[TASK OBJECTIVE] What is needed is a word-for-word copy of all the entries, minus the pictures.

=== Begin Enclosure ===

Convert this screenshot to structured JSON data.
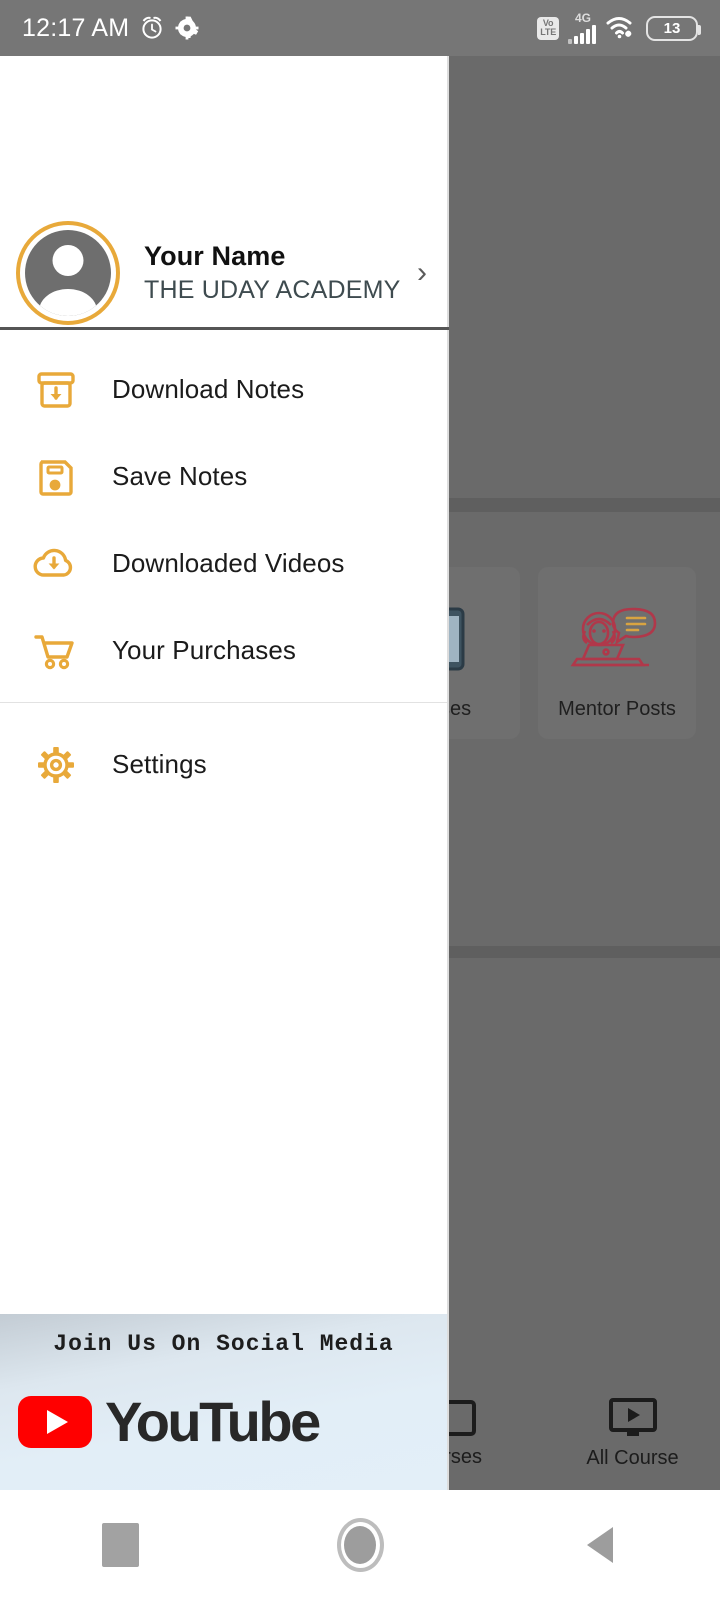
{
  "statusbar": {
    "time": "12:17 AM",
    "alarm_icon": "alarm-clock-icon",
    "settings_icon": "gear-icon",
    "volte_top": "Vo",
    "volte_bottom": "LTE",
    "network_type": "4G",
    "wifi_icon": "wifi-icon",
    "battery_level": "13"
  },
  "drawer": {
    "profile": {
      "name": "Your Name",
      "organization": "THE UDAY ACADEMY",
      "avatar_icon": "person-avatar-icon",
      "chevron": "›"
    },
    "menu_primary": [
      {
        "label": "Download Notes",
        "icon": "archive-download-icon"
      },
      {
        "label": "Save Notes",
        "icon": "floppy-save-icon"
      },
      {
        "label": "Downloaded Videos",
        "icon": "cloud-download-icon"
      },
      {
        "label": "Your Purchases",
        "icon": "shopping-cart-icon"
      }
    ],
    "menu_secondary": [
      {
        "label": "Settings",
        "icon": "gear-icon"
      }
    ],
    "social": {
      "title": "Join Us On Social Media",
      "youtube_label": "YouTube",
      "youtube_icon": "youtube-play-icon"
    }
  },
  "background_app": {
    "cards": [
      {
        "label": "asses",
        "icon": "mobile-classes-icon"
      },
      {
        "label": "Mentor Posts",
        "icon": "mentor-laptop-chat-icon"
      }
    ],
    "bottom_nav": [
      {
        "label": "urses",
        "icon": "book-icon"
      },
      {
        "label": "All Course",
        "icon": "tv-play-icon"
      }
    ]
  },
  "system_nav": {
    "recents": "recents-square-icon",
    "home": "home-circle-icon",
    "back": "back-triangle-icon"
  },
  "colors": {
    "accent": "#e8a93a",
    "scrim": "#6a6a6a",
    "statusbar": "#767676",
    "youtube_red": "#ff0000",
    "card_art": "#b0384a"
  }
}
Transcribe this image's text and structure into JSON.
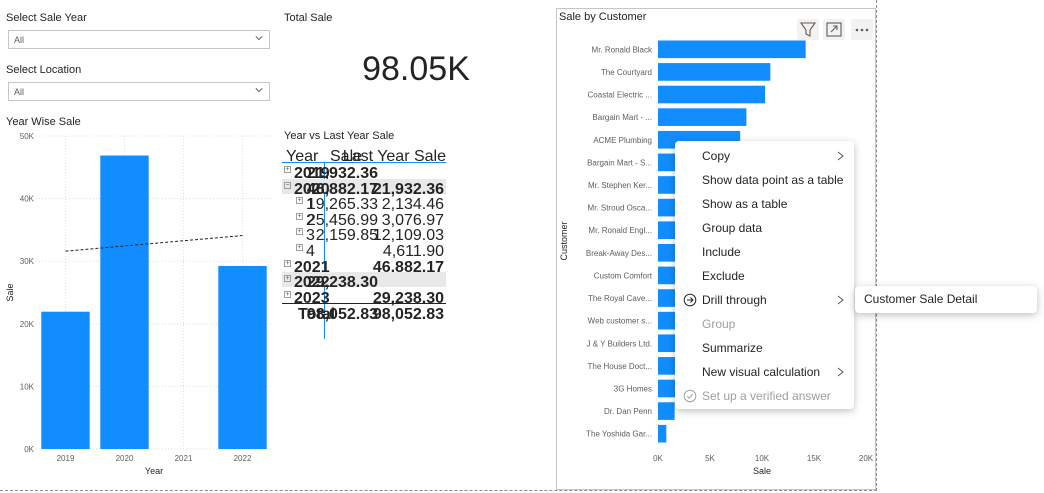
{
  "slicers": [
    {
      "title": "Select Sale Year",
      "value": "All"
    },
    {
      "title": "Select Location",
      "value": "All"
    }
  ],
  "card": {
    "title": "Total Sale",
    "value": "98.05K"
  },
  "year_chart": {
    "title": "Year Wise Sale"
  },
  "matrix": {
    "title": "Year vs Last Year Sale",
    "headers": [
      "Year",
      "Sale",
      "Last Year Sale"
    ],
    "rows": [
      {
        "label": "2019",
        "sale": "21,932.36",
        "last": "",
        "level": 0,
        "bold": true
      },
      {
        "label": "2020",
        "sale": "46,882.17",
        "last": "21,932.36",
        "level": 0,
        "bold": true
      },
      {
        "label": "1",
        "sale": "19,265.33",
        "last": "2,134.46",
        "level": 1,
        "bold": false
      },
      {
        "label": "2",
        "sale": "25,456.99",
        "last": "3,076.97",
        "level": 1,
        "bold": false
      },
      {
        "label": "3",
        "sale": "2,159.85",
        "last": "12,109.03",
        "level": 1,
        "bold": false
      },
      {
        "label": "4",
        "sale": "",
        "last": "4,611.90",
        "level": 1,
        "bold": false
      },
      {
        "label": "2021",
        "sale": "",
        "last": "46,882.17",
        "level": 0,
        "bold": true
      },
      {
        "label": "2022",
        "sale": "29,238.30",
        "last": "",
        "level": 0,
        "bold": true
      },
      {
        "label": "2023",
        "sale": "",
        "last": "29,238.30",
        "level": 0,
        "bold": true
      },
      {
        "label": "Total",
        "sale": "98,052.83",
        "last": "98,052.83",
        "level": -1,
        "bold": true
      }
    ]
  },
  "customer_chart": {
    "title": "Sale by Customer"
  },
  "context_menu": {
    "items": [
      {
        "label": "Copy",
        "arrow": true,
        "disabled": false
      },
      {
        "label": "Show data point as a table",
        "arrow": false,
        "disabled": false
      },
      {
        "label": "Show as a table",
        "arrow": false,
        "disabled": false
      },
      {
        "label": "Group data",
        "arrow": false,
        "disabled": false
      },
      {
        "label": "Include",
        "arrow": false,
        "disabled": false
      },
      {
        "label": "Exclude",
        "arrow": false,
        "disabled": false
      },
      {
        "label": "Drill through",
        "arrow": true,
        "disabled": false,
        "icon": "drill-through-icon"
      },
      {
        "label": "Group",
        "arrow": false,
        "disabled": true
      },
      {
        "label": "Summarize",
        "arrow": false,
        "disabled": false
      },
      {
        "label": "New visual calculation",
        "arrow": true,
        "disabled": false
      },
      {
        "label": "Set up a verified answer",
        "arrow": false,
        "disabled": true,
        "icon": "verified-check-icon"
      }
    ],
    "submenu": {
      "label": "Customer Sale Detail"
    }
  },
  "icons": {
    "filter": "filter-icon",
    "focus": "focus-mode-icon",
    "more": "more-options-icon"
  },
  "colors": {
    "bar": "#118dff",
    "trend": "#252423",
    "grid": "#e1dfdd",
    "accent": "#118dff"
  },
  "chart_data": [
    {
      "type": "bar",
      "title": "Year Wise Sale",
      "xlabel": "Year",
      "ylabel": "Sale",
      "categories": [
        "2019",
        "2020",
        "2021",
        "2022"
      ],
      "values": [
        21932.36,
        46882.17,
        0,
        29238.3
      ],
      "ylim": [
        0,
        50000
      ],
      "yticks": [
        0,
        10000,
        20000,
        30000,
        40000,
        50000
      ],
      "ytick_labels": [
        "0K",
        "10K",
        "20K",
        "30K",
        "40K",
        "50K"
      ],
      "trend_line": [
        31600,
        34100
      ],
      "grid": true
    },
    {
      "type": "bar",
      "orientation": "horizontal",
      "title": "Sale by Customer",
      "xlabel": "Sale",
      "ylabel": "Customer",
      "categories": [
        "Mr. Ronald Black",
        "The Courtyard",
        "Coastal Electric ...",
        "Bargain Mart - ...",
        "ACME Plumbing",
        "Bargain Mart - S...",
        "Mr. Stephen Ker...",
        "Mr. Stroud Osca...",
        "Mr. Ronald Engl...",
        "Break-Away Des...",
        "Custom Comfort",
        "The Royal Cave...",
        "Web customer s...",
        "J & Y Builders Ltd.",
        "The House Doct...",
        "3G Homes",
        "Dr. Dan Penn",
        "The Yoshida Gar..."
      ],
      "values": [
        14200,
        10800,
        10300,
        8500,
        7900,
        7000,
        6300,
        5800,
        5300,
        4800,
        4400,
        3900,
        3500,
        3000,
        2500,
        2100,
        1600,
        800
      ],
      "xlim": [
        0,
        20000
      ],
      "xticks": [
        0,
        5000,
        10000,
        15000,
        20000
      ],
      "xtick_labels": [
        "0K",
        "5K",
        "10K",
        "15K",
        "20K"
      ],
      "grid": false
    }
  ]
}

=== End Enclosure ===

[RESPONSE TO THE EXERCISE]
Convert this screenshot to structured JSON data.
{
  "statusbar": {
    "time": "12:17 AM",
    "alarm_icon": "alarm-clock-icon",
    "settings_icon": "gear-icon",
    "volte_top": "Vo",
    "volte_bottom": "LTE",
    "network_type": "4G",
    "wifi_icon": "wifi-icon",
    "battery_level": "13"
  },
  "drawer": {
    "profile": {
      "name": "Your Name",
      "organization": "THE UDAY ACADEMY",
      "avatar_icon": "person-avatar-icon",
      "chevron": "›"
    },
    "menu_primary": [
      {
        "label": "Download Notes",
        "icon": "archive-download-icon"
      },
      {
        "label": "Save Notes",
        "icon": "floppy-save-icon"
      },
      {
        "label": "Downloaded Videos",
        "icon": "cloud-download-icon"
      },
      {
        "label": "Your Purchases",
        "icon": "shopping-cart-icon"
      }
    ],
    "menu_secondary": [
      {
        "label": "Settings",
        "icon": "gear-icon"
      }
    ],
    "social": {
      "title": "Join Us On Social Media",
      "youtube_label": "YouTube",
      "youtube_icon": "youtube-play-icon"
    }
  },
  "background_app": {
    "cards": [
      {
        "label": "asses",
        "icon": "mobile-classes-icon"
      },
      {
        "label": "Mentor Posts",
        "icon": "mentor-laptop-chat-icon"
      }
    ],
    "bottom_nav": [
      {
        "label": "urses",
        "icon": "book-icon"
      },
      {
        "label": "All Course",
        "icon": "tv-play-icon"
      }
    ]
  },
  "system_nav": {
    "recents": "recents-square-icon",
    "home": "home-circle-icon",
    "back": "back-triangle-icon"
  },
  "colors": {
    "accent": "#e8a93a",
    "scrim": "#6a6a6a",
    "statusbar": "#767676",
    "youtube_red": "#ff0000",
    "card_art": "#b0384a"
  }
}
Transcribe this image's text and structure into JSON.
{
  "slicers": [
    {
      "title": "Select Sale Year",
      "value": "All"
    },
    {
      "title": "Select Location",
      "value": "All"
    }
  ],
  "card": {
    "title": "Total Sale",
    "value": "98.05K"
  },
  "year_chart": {
    "title": "Year Wise Sale"
  },
  "matrix": {
    "title": "Year vs Last Year Sale",
    "headers": [
      "Year",
      "Sale",
      "Last Year Sale"
    ],
    "rows": [
      {
        "label": "2019",
        "sale": "21,932.36",
        "last": "",
        "level": 0,
        "bold": true
      },
      {
        "label": "2020",
        "sale": "46,882.17",
        "last": "21,932.36",
        "level": 0,
        "bold": true
      },
      {
        "label": "1",
        "sale": "19,265.33",
        "last": "2,134.46",
        "level": 1,
        "bold": false
      },
      {
        "label": "2",
        "sale": "25,456.99",
        "last": "3,076.97",
        "level": 1,
        "bold": false
      },
      {
        "label": "3",
        "sale": "2,159.85",
        "last": "12,109.03",
        "level": 1,
        "bold": false
      },
      {
        "label": "4",
        "sale": "",
        "last": "4,611.90",
        "level": 1,
        "bold": false
      },
      {
        "label": "2021",
        "sale": "",
        "last": "46,882.17",
        "level": 0,
        "bold": true
      },
      {
        "label": "2022",
        "sale": "29,238.30",
        "last": "",
        "level": 0,
        "bold": true
      },
      {
        "label": "2023",
        "sale": "",
        "last": "29,238.30",
        "level": 0,
        "bold": true
      },
      {
        "label": "Total",
        "sale": "98,052.83",
        "last": "98,052.83",
        "level": -1,
        "bold": true
      }
    ]
  },
  "customer_chart": {
    "title": "Sale by Customer"
  },
  "context_menu": {
    "items": [
      {
        "label": "Copy",
        "arrow": true,
        "disabled": false
      },
      {
        "label": "Show data point as a table",
        "arrow": false,
        "disabled": false
      },
      {
        "label": "Show as a table",
        "arrow": false,
        "disabled": false
      },
      {
        "label": "Group data",
        "arrow": false,
        "disabled": false
      },
      {
        "label": "Include",
        "arrow": false,
        "disabled": false
      },
      {
        "label": "Exclude",
        "arrow": false,
        "disabled": false
      },
      {
        "label": "Drill through",
        "arrow": true,
        "disabled": false,
        "icon": "drill-through-icon"
      },
      {
        "label": "Group",
        "arrow": false,
        "disabled": true
      },
      {
        "label": "Summarize",
        "arrow": false,
        "disabled": false
      },
      {
        "label": "New visual calculation",
        "arrow": true,
        "disabled": false
      },
      {
        "label": "Set up a verified answer",
        "arrow": false,
        "disabled": true,
        "icon": "verified-check-icon"
      }
    ],
    "submenu": {
      "label": "Customer Sale Detail"
    }
  },
  "icons": {
    "filter": "filter-icon",
    "focus": "focus-mode-icon",
    "more": "more-options-icon"
  },
  "colors": {
    "bar": "#118dff",
    "trend": "#252423",
    "grid": "#e1dfdd",
    "accent": "#118dff"
  },
  "chart_data": [
    {
      "type": "bar",
      "title": "Year Wise Sale",
      "xlabel": "Year",
      "ylabel": "Sale",
      "categories": [
        "2019",
        "2020",
        "2021",
        "2022"
      ],
      "values": [
        21932.36,
        46882.17,
        0,
        29238.3
      ],
      "ylim": [
        0,
        50000
      ],
      "yticks": [
        0,
        10000,
        20000,
        30000,
        40000,
        50000
      ],
      "ytick_labels": [
        "0K",
        "10K",
        "20K",
        "30K",
        "40K",
        "50K"
      ],
      "trend_line": [
        31600,
        34100
      ],
      "grid": true
    },
    {
      "type": "bar",
      "orientation": "horizontal",
      "title": "Sale by Customer",
      "xlabel": "Sale",
      "ylabel": "Customer",
      "categories": [
        "Mr. Ronald Black",
        "The Courtyard",
        "Coastal Electric ...",
        "Bargain Mart - ...",
        "ACME Plumbing",
        "Bargain Mart - S...",
        "Mr. Stephen Ker...",
        "Mr. Stroud Osca...",
        "Mr. Ronald Engl...",
        "Break-Away Des...",
        "Custom Comfort",
        "The Royal Cave...",
        "Web customer s...",
        "J & Y Builders Ltd.",
        "The House Doct...",
        "3G Homes",
        "Dr. Dan Penn",
        "The Yoshida Gar..."
      ],
      "values": [
        14200,
        10800,
        10300,
        8500,
        7900,
        7000,
        6300,
        5800,
        5300,
        4800,
        4400,
        3900,
        3500,
        3000,
        2500,
        2100,
        1600,
        800
      ],
      "xlim": [
        0,
        20000
      ],
      "xticks": [
        0,
        5000,
        10000,
        15000,
        20000
      ],
      "xtick_labels": [
        "0K",
        "5K",
        "10K",
        "15K",
        "20K"
      ],
      "grid": false
    }
  ]
}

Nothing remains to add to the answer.